Available data |
====================

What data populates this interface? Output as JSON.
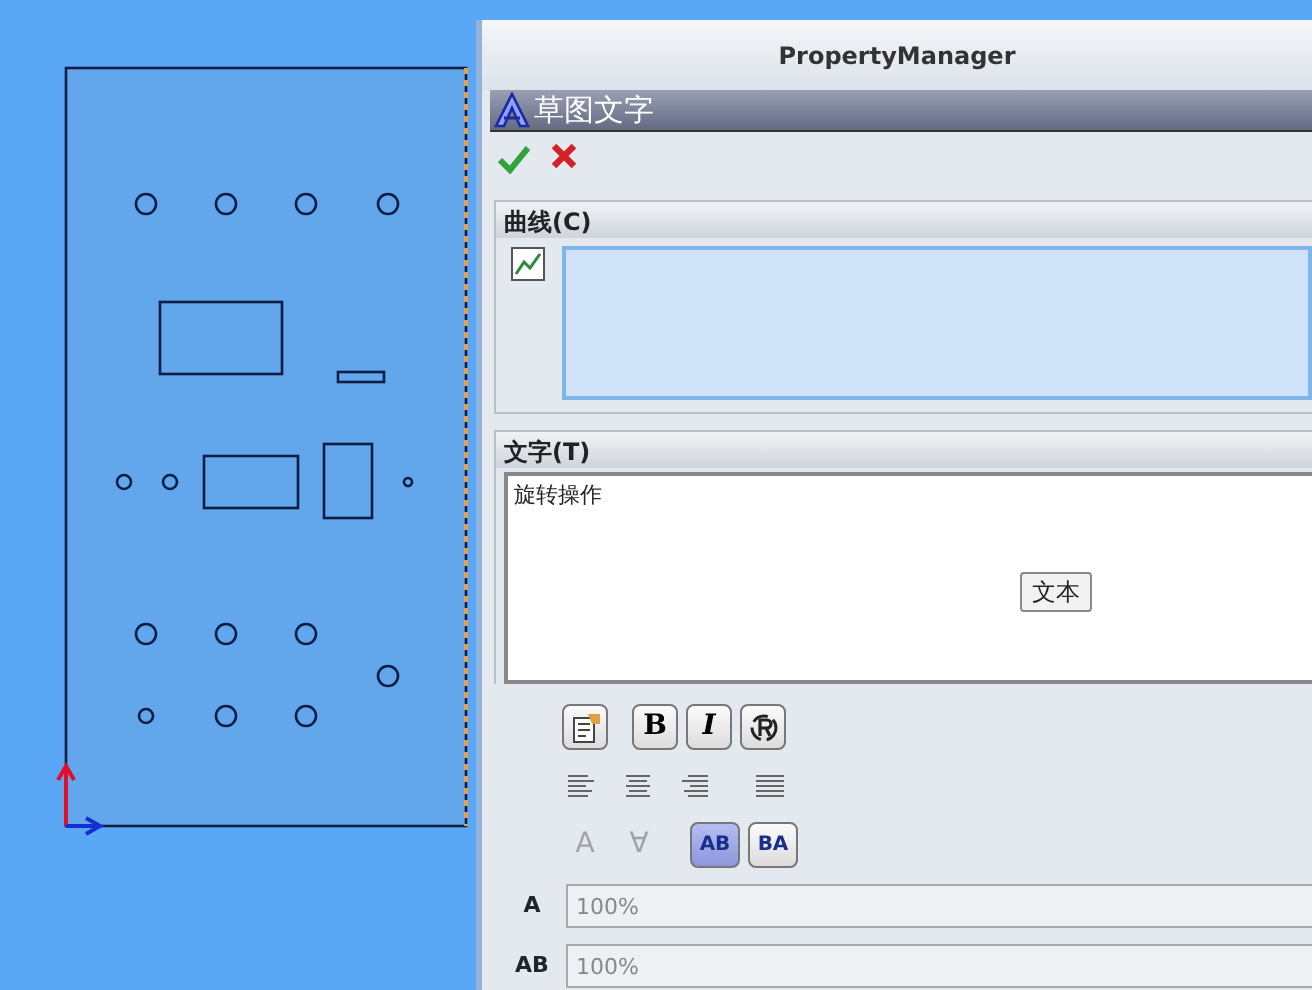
{
  "panel": {
    "title": "PropertyManager"
  },
  "feature": {
    "title": "草图文字"
  },
  "curves_group": {
    "title": "曲线(C)"
  },
  "text_group": {
    "title": "文字(T)",
    "text": "旋转操作",
    "tooltip": "文本"
  },
  "style_buttons": [
    {
      "kind": "font"
    },
    {
      "kind": "bold",
      "label": "B",
      "selected": false
    },
    {
      "kind": "italic",
      "label": "I",
      "selected": false
    },
    {
      "kind": "rotate"
    }
  ],
  "align_buttons": [
    {
      "kind": "left"
    },
    {
      "kind": "center"
    },
    {
      "kind": "right"
    },
    {
      "kind": "justify"
    }
  ],
  "flip_buttons": [
    {
      "kind": "arc",
      "label": "A",
      "disabled": true
    },
    {
      "kind": "arc-down",
      "label": "∀",
      "disabled": true
    },
    {
      "kind": "ltr",
      "label": "AB",
      "selected": true
    },
    {
      "kind": "rtl",
      "label": "BA",
      "selected": false
    }
  ],
  "fields": [
    {
      "icon_text": "A",
      "value": "100%"
    },
    {
      "icon_text": "AB",
      "value": "100%"
    }
  ]
}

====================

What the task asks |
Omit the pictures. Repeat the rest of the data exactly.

Worked solution |
What data populates this interface? Output as JSON.
{
  "panel": {
    "title": "PropertyManager"
  },
  "feature": {
    "title": "草图文字"
  },
  "curves_group": {
    "title": "曲线(C)"
  },
  "text_group": {
    "title": "文字(T)",
    "text": "旋转操作",
    "tooltip": "文本"
  },
  "style_buttons": [
    {
      "kind": "font"
    },
    {
      "kind": "bold",
      "label": "B",
      "selected": false
    },
    {
      "kind": "italic",
      "label": "I",
      "selected": false
    },
    {
      "kind": "rotate"
    }
  ],
  "align_buttons": [
    {
      "kind": "left"
    },
    {
      "kind": "center"
    },
    {
      "kind": "right"
    },
    {
      "kind": "justify"
    }
  ],
  "flip_buttons": [
    {
      "kind": "arc",
      "label": "A",
      "disabled": true
    },
    {
      "kind": "arc-down",
      "label": "∀",
      "disabled": true
    },
    {
      "kind": "ltr",
      "label": "AB",
      "selected": true
    },
    {
      "kind": "rtl",
      "label": "BA",
      "selected": false
    }
  ],
  "fields": [
    {
      "icon_text": "A",
      "value": "100%"
    },
    {
      "icon_text": "AB",
      "value": "100%"
    }
  ]
}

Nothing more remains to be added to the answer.